[[ DATASET, beginning ]]

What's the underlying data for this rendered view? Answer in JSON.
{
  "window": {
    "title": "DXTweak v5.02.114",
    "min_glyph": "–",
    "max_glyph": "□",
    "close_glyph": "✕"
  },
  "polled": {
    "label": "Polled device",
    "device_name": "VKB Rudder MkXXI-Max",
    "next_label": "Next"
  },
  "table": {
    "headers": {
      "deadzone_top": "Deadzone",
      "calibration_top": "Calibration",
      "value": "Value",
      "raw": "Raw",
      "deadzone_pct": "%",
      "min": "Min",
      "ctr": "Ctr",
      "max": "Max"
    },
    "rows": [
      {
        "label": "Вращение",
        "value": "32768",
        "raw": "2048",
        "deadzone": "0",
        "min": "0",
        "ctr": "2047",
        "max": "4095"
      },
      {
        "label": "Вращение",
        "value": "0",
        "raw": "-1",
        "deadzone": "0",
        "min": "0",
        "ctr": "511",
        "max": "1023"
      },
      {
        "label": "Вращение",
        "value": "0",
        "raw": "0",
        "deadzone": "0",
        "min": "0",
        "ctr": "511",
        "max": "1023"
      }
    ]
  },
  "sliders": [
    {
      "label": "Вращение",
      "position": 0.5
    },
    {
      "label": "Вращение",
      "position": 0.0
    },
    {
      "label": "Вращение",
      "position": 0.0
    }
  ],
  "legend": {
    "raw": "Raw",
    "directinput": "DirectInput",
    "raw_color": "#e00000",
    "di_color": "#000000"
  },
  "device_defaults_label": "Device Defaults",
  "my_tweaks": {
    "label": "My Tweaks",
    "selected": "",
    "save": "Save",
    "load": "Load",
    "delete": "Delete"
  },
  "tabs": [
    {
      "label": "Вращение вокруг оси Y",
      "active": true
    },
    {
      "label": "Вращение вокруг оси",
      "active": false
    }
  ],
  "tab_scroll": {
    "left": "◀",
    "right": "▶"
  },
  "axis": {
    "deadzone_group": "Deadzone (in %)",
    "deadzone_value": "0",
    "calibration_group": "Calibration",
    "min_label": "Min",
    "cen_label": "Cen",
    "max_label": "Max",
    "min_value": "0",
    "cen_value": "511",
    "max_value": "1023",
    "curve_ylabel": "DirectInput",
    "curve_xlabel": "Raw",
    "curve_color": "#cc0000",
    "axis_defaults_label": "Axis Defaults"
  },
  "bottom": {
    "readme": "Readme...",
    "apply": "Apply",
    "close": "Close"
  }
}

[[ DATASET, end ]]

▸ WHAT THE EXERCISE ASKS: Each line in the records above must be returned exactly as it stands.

▸ YOUR RESPONSE:
What's the underlying data for this rendered view? Answer in JSON.
{
  "window": {
    "title": "DXTweak v5.02.114",
    "min_glyph": "–",
    "max_glyph": "□",
    "close_glyph": "✕"
  },
  "polled": {
    "label": "Polled device",
    "device_name": "VKB Rudder MkXXI-Max",
    "next_label": "Next"
  },
  "table": {
    "headers": {
      "deadzone_top": "Deadzone",
      "calibration_top": "Calibration",
      "value": "Value",
      "raw": "Raw",
      "deadzone_pct": "%",
      "min": "Min",
      "ctr": "Ctr",
      "max": "Max"
    },
    "rows": [
      {
        "label": "Вращение",
        "value": "32768",
        "raw": "2048",
        "deadzone": "0",
        "min": "0",
        "ctr": "2047",
        "max": "4095"
      },
      {
        "label": "Вращение",
        "value": "0",
        "raw": "-1",
        "deadzone": "0",
        "min": "0",
        "ctr": "511",
        "max": "1023"
      },
      {
        "label": "Вращение",
        "value": "0",
        "raw": "0",
        "deadzone": "0",
        "min": "0",
        "ctr": "511",
        "max": "1023"
      }
    ]
  },
  "sliders": [
    {
      "label": "Вращение",
      "position": 0.5
    },
    {
      "label": "Вращение",
      "position": 0.0
    },
    {
      "label": "Вращение",
      "position": 0.0
    }
  ],
  "legend": {
    "raw": "Raw",
    "directinput": "DirectInput",
    "raw_color": "#e00000",
    "di_color": "#000000"
  },
  "device_defaults_label": "Device Defaults",
  "my_tweaks": {
    "label": "My Tweaks",
    "selected": "",
    "save": "Save",
    "load": "Load",
    "delete": "Delete"
  },
  "tabs": [
    {
      "label": "Вращение вокруг оси Y",
      "active": true
    },
    {
      "label": "Вращение вокруг оси",
      "active": false
    }
  ],
  "tab_scroll": {
    "left": "◀",
    "right": "▶"
  },
  "axis": {
    "deadzone_group": "Deadzone (in %)",
    "deadzone_value": "0",
    "calibration_group": "Calibration",
    "min_label": "Min",
    "cen_label": "Cen",
    "max_label": "Max",
    "min_value": "0",
    "cen_value": "511",
    "max_value": "1023",
    "curve_ylabel": "DirectInput",
    "curve_xlabel": "Raw",
    "curve_color": "#cc0000",
    "axis_defaults_label": "Axis Defaults"
  },
  "bottom": {
    "readme": "Readme...",
    "apply": "Apply",
    "close": "Close"
  }
}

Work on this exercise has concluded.